Investing in schools: Funding the future

Investing in schools: Funding the future

In his recent budget speech, the Treasurer repeated the Coalition’s usual line about the “record funding” that the Federal Government is providing to schools.  He neglected to mention that the bulk of this funding will be directed to private schools. Nor did he whisper anything about $1.9 billion for capital improvements strictly reserved for the use of private schools only.  

During the last four years the Coalition government has withdrawn all Federal capital funding for public schools. But it did eagerly cough $630 million for private schools during the same period.  

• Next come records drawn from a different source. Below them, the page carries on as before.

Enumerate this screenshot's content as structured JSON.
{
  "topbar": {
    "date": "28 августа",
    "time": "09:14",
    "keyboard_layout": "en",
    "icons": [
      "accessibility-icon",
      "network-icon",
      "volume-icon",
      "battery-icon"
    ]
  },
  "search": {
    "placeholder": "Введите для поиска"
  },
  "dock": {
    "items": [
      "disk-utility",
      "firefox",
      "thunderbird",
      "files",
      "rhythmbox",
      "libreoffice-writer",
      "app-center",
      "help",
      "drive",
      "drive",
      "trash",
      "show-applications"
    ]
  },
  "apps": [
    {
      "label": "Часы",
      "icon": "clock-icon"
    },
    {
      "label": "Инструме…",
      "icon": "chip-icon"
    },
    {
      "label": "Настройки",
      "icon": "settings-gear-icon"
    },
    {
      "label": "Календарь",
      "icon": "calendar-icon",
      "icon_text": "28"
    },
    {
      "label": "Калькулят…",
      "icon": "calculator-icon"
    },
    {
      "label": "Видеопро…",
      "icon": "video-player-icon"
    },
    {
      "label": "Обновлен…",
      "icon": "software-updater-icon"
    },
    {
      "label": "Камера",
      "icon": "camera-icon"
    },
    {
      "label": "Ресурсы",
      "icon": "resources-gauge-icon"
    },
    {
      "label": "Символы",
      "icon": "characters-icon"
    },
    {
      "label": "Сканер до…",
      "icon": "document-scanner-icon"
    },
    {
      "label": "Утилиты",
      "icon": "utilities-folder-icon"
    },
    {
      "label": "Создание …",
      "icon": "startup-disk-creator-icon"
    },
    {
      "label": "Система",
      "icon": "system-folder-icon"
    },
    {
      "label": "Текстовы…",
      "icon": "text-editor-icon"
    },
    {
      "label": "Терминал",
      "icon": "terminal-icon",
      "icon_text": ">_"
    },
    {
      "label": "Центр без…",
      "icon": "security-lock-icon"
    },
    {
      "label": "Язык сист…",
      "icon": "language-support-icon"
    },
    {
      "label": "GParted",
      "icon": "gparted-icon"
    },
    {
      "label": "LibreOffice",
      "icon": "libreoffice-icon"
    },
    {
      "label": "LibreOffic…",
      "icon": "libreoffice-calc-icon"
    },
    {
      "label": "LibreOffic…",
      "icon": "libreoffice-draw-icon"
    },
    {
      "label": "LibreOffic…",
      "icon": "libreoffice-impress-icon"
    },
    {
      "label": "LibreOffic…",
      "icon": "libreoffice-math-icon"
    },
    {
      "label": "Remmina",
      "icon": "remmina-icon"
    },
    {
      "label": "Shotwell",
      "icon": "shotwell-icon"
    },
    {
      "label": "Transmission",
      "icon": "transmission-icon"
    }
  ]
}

Recently, I published a new report on the vastly inequitable way in which funds for building and capital improvements are distributed among schools, public and private, in Australia.  We have all heard the most egregious examples of over-the-top spending by some of the richest private schools in the country – the orchestra pits, Olympic swimming pools with retractable floors, the libraries modelled on Scottish castles and the helicopters suspended from the ceiling.  But what is often unexamined is that every public school student in Australia misses out on essential buildings and facilities because governments continue to discriminate their funding system in favour of private schools.  

The new analysis of capital investment in Australia’s schools covers the decade from 2009 to 2018. This is a crucial time period as it includes the Rudd government’s unprecedented, Building the Education Revolution stimulus package of 2010-2012 and also the first five years of the current Coalition Government.  

The results of this comparative analysis are shocking and demonstrate how the Coalition’s ideologically blinkered approach to everything to do with school funding have prevented them from picking some of the lowest hanging fruit when it comes to stimulus. There is a huge need for capital improvement works in Australia’s public schools. 

Economists of many stripes have been calling on all governments to engage an aggressive capital investment program to deliver growth and promote future economic development. Schools are ready made sites for investment. As essential social infrastructure, public schools deliver benefits across all communities and support communities doing it hardest

The report cites decades of international evidence from the UK, USA and Europe on how improvements to school environments translate to long term educational and economic benefit. It demonstrates how capital investment in the poorest 20% of Australian public schools, along with targeted increases to recurrent spending, could help generate approximately $5.2 billion every year in economic activity. More than $100 billion in benefits over the next twenty years. An additional annual investment of $3.8 billion per annum would bridge the gap between public and private schools in per student capital investment.

Closing this gap would deliver an ongoing annual return of 37% above investment and an additional 37,000 full time construction jobs – many more than the 1,000 or so jobs that the much vaunted JobMaker has been able to provide to date.

In order to gain this benefit, the coalition needs to be willing to look past their rhetoric and accept the horrible inequity they are literally cementing into place. Ratio of Inequity (ROI) is a new measure I have devised to measure the deep capital investment disparity between school sectors. The difference in capital investment between private and public schools is so extreme that private school capital investment per student can be expressed as a multiple of public school capital investment per student. For example, in every year over the last decade (with the notable exception of the Building the Education Revolution years of 2010-12), this ratio of inequity has stretched from 2.1 to as high as 3.7.  This means that private schools have received per student annual investment in school facilities that is at least twice and as much as nearly four times that received by public schools.

This Ratio of Inequity in investment between school sectors is so extreme that it is more a ratio of shame than inequity. It frames the failure of public policy to provide any semblance of balance in the provision of facilities across school sectors.

This glaring inequity is both costly in its long-term impact and shameful in its discriminatory treatment of Australia’s children. We have seen that the Coalition government is now willing to abandon their rhetoric of debt and deficits. One would hope that soon they become pragmatic enough to be able to see the opportunity of 37,000 ongoing jobs. They would also help realise a recurring $5 billion annual return on investment that bringing our public schools up to standard would provide. 


Adam Rorris is an education economist and policy analyst who has worked for the World Bank, Unicef, Unesco and the Department of Foreign Affairs and Trade. He has worked with all state and commonwealth departments of education as well as representatives of the non-government school sector.